*** Opening of EXTRACTED MATERIAL ***
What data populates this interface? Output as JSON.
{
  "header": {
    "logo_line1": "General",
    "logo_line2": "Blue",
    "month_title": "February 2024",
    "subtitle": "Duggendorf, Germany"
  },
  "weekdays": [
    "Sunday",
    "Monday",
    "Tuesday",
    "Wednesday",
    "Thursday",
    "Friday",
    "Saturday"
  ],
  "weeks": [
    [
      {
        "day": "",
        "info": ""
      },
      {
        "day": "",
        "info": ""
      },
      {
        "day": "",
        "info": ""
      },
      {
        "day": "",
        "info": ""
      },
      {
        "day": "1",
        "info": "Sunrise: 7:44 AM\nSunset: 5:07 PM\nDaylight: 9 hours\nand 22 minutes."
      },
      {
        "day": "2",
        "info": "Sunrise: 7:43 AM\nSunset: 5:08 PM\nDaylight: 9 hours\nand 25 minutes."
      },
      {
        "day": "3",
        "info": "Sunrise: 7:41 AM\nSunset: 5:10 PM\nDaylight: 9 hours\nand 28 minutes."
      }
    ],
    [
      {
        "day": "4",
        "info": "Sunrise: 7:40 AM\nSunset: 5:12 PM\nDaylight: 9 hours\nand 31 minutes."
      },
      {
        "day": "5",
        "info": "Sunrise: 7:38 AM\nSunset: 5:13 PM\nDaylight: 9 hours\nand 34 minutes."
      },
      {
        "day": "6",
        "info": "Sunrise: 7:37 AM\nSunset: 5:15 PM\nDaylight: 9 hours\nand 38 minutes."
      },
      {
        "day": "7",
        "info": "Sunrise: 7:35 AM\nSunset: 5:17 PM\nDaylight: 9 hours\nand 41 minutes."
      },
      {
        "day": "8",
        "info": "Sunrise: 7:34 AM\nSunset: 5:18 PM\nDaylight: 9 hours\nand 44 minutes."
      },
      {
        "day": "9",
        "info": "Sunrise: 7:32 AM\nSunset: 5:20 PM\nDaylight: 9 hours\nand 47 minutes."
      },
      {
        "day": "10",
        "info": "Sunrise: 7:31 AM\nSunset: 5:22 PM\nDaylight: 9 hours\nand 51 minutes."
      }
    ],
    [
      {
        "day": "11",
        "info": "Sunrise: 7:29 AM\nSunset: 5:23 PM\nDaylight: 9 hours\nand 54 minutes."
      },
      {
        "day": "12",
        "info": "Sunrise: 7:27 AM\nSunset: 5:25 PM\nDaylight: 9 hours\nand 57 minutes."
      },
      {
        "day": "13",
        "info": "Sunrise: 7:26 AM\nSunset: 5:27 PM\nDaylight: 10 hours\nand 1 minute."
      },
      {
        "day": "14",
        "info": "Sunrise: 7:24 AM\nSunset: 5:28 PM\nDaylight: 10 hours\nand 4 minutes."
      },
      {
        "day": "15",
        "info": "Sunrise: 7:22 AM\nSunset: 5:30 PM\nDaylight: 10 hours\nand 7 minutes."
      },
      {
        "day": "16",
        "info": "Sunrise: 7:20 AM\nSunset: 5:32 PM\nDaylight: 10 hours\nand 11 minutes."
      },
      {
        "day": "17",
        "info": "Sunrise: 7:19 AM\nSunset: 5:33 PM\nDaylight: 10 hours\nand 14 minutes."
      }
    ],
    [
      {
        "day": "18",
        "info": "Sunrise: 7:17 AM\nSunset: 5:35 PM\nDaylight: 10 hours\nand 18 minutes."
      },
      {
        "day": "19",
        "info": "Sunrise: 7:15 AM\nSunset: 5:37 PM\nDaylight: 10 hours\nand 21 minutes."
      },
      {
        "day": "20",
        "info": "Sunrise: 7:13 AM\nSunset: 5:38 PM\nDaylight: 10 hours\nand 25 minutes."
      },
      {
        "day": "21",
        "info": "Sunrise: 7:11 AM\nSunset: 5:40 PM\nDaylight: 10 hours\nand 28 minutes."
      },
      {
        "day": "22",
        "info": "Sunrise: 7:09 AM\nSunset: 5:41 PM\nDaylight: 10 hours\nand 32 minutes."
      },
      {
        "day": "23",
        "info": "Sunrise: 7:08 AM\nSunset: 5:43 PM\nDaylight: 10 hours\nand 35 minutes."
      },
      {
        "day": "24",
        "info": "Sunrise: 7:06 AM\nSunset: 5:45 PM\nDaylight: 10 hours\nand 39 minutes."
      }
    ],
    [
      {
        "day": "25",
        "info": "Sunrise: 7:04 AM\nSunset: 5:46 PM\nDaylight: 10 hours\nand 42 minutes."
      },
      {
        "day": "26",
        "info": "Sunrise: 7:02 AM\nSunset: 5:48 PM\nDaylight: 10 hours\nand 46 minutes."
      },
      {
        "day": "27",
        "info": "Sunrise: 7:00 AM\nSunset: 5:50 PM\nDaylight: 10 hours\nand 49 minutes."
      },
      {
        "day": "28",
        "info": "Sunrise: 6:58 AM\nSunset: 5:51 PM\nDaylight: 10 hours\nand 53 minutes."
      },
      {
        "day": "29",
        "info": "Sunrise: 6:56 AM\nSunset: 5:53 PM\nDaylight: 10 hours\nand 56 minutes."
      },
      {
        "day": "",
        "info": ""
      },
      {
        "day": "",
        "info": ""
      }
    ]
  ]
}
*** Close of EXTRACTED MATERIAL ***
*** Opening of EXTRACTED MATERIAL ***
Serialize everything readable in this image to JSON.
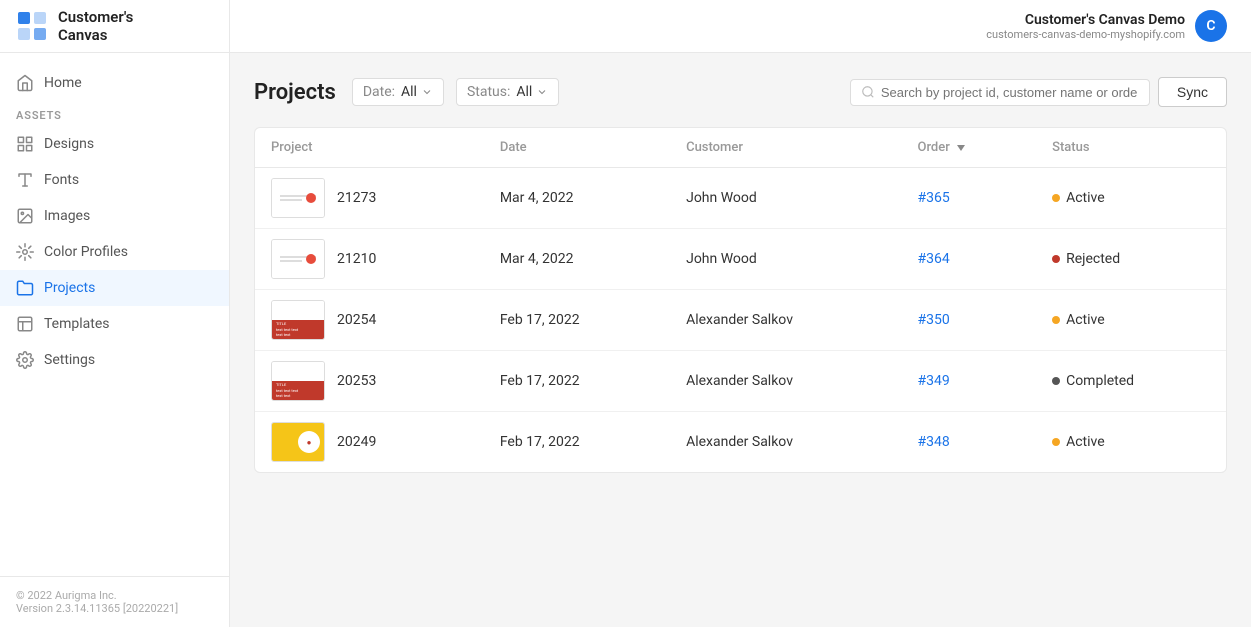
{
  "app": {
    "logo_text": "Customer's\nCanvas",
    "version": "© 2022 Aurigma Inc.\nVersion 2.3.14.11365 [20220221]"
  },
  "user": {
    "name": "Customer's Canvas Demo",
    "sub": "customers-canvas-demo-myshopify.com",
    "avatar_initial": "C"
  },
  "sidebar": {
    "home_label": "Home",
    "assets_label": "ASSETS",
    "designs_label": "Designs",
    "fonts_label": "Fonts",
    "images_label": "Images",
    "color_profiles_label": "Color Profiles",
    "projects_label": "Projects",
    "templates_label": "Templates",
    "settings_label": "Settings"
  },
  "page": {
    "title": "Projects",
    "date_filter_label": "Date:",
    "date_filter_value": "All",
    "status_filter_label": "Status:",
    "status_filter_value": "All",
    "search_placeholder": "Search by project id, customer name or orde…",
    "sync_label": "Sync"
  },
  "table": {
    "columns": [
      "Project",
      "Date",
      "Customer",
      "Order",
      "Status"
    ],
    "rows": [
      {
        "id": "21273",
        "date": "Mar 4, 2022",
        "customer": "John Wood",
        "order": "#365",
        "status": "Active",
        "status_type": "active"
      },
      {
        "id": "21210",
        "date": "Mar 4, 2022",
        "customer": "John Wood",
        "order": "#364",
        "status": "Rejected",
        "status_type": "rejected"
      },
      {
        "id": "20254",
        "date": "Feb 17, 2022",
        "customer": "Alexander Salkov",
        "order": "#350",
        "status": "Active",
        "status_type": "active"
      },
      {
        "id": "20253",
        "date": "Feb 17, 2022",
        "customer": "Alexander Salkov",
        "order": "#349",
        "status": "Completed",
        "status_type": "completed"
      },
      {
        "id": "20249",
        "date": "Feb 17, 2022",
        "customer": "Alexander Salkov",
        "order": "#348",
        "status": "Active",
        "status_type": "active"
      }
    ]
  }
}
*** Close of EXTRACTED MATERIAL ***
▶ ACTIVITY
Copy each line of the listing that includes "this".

▶ YOUR RESPONSE
What data populates this interface? Output as JSON.
Serialize everything readable in this image to JSON.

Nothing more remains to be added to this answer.